Smoking Cessation

If you’ve eliminated takeaways and excessive drinking from your diet, and you still find that you’re burning through money, then cigarettes can often be to blame; one person smoking 20 cigarettes a day will spend around £2000 on smoking in a single year! But while the sting to your pocket may be all you notice for the moment, smoking can also have devastating long term effects.

Why is smoking bad for you?

Everyone knows that smoking is bad, but raising your likelihood of developing lung cancer isn’t all that it does. In fact, cigarette smoking is the greatest cause of illness and premature death in the UK. Along with increasing your susceptibility of developing lung cancer, it also increases your risk of heart disease/attacks and strokes. The chemicals in cigarettes cause your skin to age faster and your teeth become stained. Studies have also shown that smokers are generally in more stress than non-smokers as they crave nicotine in between cigarettes.

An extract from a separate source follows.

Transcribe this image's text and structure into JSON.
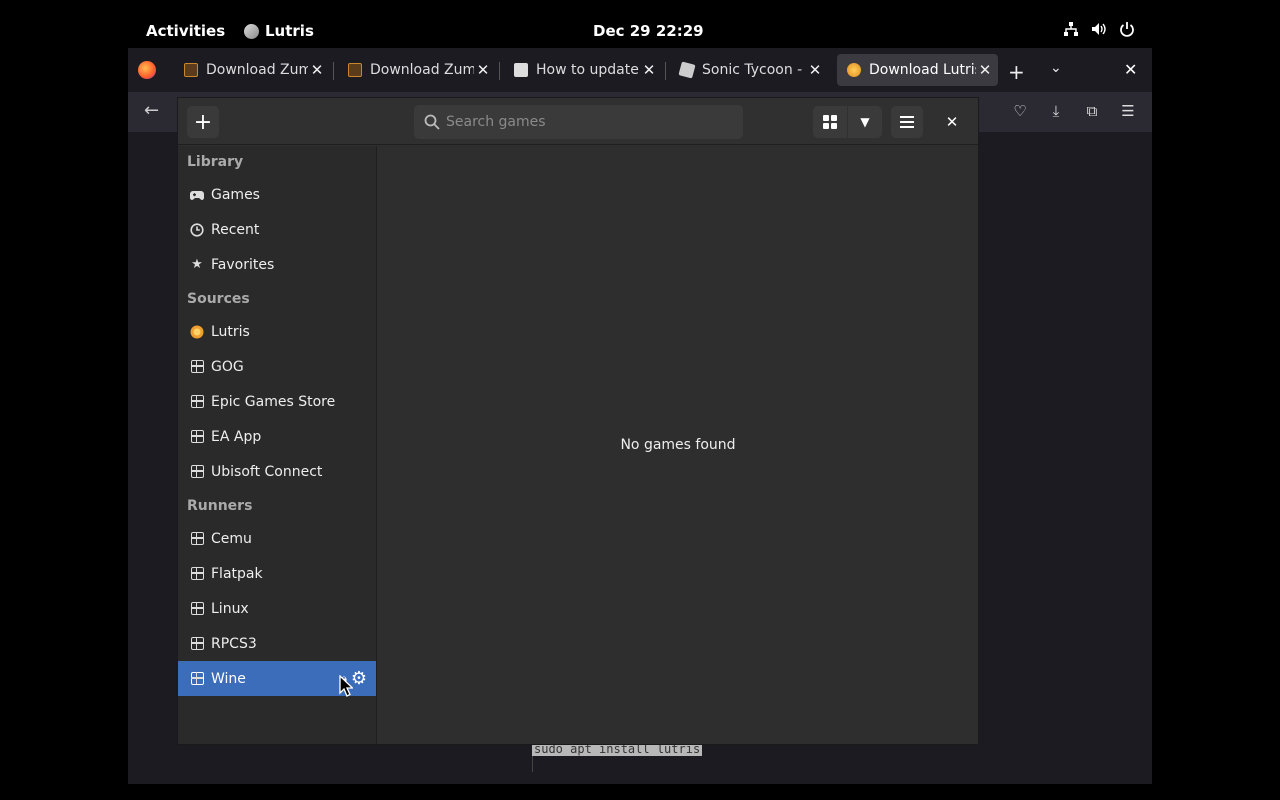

If all that wasn’t enough, smoking also lowers your immunity, which is the last thing you want when battling fresher’s flu. They’ll even reduce your chance of finding that special someone, as studies show that non-smokers are three times more attractive to prospective partners than smokers. The smell of cigarettes is unpleasant and persistent, meaning smokers also spend more on washing, chewing gum, and deodorants.

Another negative thing about smoking is the cost. As a student it's already hard to budget for day to day costs, imagine the savings you would make if you quit smoking. This may be something to focus on if you are trying to quit.

Statistically, what are the risks?

Each year in the UK, around 100,000 people will die from a smoking related disease. But while it’s easy to view that risk as an abstract form of Russian roulette, it’s important to note that half of long term smokers eventually die prematurely from a smoking related disease. Those odds are distinctly less favourable. In fact, the life expectancy of a long term smoker is about 10 years less than a non-smoker, but the good news is that the earlier you quit, the better your chances become.

Where can I get help to quit?

If you’ve tried and failed with nicotine patches or nicotine gum, then help may be at hand in the form of prescription medications than can help to reduce your urge to smoke. There are currently two forms of prescription medications available to help you quit smoking in the UK, for further advice, you can discuss with your Pharmacist or GP.

Take the brave step to a healthier, happier and more attractive version of you, by visiting the Helpmequit website.

If you’re looking for more advice on how to quit, NHS Choices and NHS Smokefree are also both good places to turn to. You may also enjoy using the NHS Cost Calculator;